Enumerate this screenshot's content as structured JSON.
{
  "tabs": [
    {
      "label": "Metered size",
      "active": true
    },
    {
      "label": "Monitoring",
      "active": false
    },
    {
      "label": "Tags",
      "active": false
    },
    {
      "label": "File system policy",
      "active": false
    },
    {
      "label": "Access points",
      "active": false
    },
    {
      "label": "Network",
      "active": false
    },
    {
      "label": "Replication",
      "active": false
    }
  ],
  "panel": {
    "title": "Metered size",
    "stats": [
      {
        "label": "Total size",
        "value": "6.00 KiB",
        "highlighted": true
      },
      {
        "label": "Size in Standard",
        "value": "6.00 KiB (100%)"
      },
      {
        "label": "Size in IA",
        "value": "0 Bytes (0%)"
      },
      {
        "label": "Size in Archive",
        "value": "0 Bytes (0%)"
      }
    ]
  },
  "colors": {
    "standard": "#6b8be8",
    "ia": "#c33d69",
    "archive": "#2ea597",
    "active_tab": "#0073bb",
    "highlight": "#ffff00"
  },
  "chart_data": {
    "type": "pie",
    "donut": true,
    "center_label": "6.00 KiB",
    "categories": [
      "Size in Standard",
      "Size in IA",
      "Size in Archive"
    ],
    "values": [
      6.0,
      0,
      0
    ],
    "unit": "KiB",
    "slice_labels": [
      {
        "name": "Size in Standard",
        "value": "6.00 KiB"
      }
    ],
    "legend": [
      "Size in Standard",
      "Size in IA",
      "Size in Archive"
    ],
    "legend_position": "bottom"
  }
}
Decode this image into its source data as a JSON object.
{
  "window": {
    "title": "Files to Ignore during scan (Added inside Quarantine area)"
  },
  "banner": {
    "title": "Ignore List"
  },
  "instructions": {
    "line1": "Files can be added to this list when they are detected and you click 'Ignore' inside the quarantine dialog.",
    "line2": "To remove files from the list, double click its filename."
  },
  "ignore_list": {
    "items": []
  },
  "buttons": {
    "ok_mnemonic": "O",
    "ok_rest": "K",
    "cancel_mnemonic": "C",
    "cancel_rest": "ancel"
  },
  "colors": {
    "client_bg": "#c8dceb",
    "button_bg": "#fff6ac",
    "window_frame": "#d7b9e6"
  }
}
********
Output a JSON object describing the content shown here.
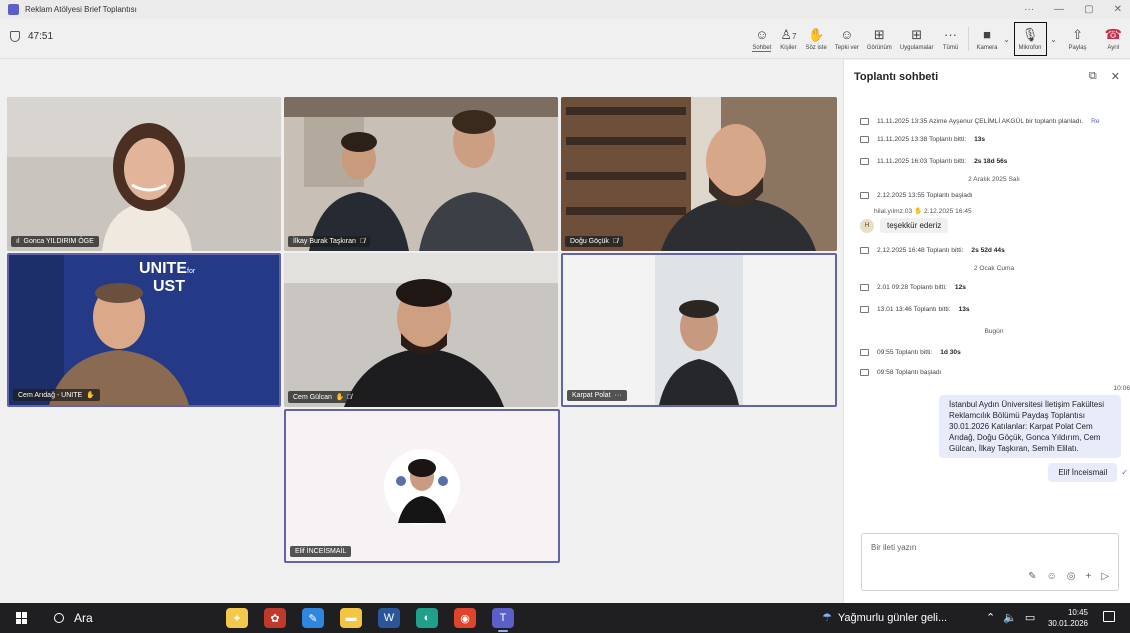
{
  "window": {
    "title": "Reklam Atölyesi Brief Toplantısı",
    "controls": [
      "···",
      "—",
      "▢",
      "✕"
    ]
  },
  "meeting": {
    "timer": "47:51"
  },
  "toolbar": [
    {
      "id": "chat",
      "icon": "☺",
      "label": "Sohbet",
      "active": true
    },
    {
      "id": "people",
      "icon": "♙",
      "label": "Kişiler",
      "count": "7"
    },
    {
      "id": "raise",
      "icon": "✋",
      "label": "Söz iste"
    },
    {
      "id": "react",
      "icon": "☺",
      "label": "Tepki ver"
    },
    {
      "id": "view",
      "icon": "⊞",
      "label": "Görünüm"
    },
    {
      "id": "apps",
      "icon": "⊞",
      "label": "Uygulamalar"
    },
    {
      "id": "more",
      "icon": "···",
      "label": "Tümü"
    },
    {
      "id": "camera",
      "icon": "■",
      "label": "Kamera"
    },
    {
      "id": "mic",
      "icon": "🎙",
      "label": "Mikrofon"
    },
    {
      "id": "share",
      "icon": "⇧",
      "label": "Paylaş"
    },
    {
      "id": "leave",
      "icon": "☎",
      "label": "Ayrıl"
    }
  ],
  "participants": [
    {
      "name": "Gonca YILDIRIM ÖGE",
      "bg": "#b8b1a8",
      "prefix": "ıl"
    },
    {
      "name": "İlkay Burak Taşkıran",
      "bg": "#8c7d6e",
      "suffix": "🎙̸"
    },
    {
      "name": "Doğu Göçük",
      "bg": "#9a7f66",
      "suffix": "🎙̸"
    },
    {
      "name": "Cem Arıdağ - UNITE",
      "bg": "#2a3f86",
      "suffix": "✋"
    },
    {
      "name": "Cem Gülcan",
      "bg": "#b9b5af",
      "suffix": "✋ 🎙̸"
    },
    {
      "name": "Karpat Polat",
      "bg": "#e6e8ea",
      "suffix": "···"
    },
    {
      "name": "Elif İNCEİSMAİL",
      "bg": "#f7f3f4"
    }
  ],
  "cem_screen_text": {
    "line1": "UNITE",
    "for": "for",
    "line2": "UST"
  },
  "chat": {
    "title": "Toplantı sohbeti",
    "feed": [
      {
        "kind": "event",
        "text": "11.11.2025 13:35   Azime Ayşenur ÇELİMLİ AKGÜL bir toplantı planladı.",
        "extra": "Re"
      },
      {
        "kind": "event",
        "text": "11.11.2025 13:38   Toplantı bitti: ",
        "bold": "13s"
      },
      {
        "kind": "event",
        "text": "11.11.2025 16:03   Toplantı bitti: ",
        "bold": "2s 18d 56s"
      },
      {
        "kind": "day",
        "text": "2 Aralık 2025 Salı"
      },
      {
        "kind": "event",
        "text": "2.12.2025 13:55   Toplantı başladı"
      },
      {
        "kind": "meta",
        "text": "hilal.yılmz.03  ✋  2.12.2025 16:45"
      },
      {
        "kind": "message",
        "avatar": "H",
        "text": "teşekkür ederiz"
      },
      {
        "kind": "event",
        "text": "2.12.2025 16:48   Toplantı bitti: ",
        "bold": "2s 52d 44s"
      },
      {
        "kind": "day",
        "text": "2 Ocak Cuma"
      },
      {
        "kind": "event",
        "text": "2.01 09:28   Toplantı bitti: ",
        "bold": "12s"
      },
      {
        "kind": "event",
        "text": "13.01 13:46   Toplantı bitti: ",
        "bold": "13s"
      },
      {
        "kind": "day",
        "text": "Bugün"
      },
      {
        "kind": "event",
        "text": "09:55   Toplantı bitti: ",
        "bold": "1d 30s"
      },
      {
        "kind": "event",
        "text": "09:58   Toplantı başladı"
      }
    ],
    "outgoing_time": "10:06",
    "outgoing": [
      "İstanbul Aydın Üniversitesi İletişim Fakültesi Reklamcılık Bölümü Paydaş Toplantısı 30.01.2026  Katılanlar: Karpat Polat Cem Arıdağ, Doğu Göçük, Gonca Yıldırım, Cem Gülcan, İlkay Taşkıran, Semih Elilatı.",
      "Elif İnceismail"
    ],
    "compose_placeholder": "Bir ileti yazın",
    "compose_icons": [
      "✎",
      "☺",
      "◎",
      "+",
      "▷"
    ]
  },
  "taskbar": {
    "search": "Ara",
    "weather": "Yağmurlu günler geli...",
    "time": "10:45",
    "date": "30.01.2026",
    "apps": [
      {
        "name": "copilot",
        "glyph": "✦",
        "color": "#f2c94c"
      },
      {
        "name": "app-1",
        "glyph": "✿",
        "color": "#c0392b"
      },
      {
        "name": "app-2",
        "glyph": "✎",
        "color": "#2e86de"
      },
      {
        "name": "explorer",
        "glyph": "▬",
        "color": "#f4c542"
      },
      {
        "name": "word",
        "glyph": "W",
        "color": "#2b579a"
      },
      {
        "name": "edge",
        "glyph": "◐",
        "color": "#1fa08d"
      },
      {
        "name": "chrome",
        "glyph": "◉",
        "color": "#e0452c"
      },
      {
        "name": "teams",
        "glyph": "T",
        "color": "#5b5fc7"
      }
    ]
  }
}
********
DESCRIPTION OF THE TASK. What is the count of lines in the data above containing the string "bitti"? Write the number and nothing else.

TASK RESULT. 6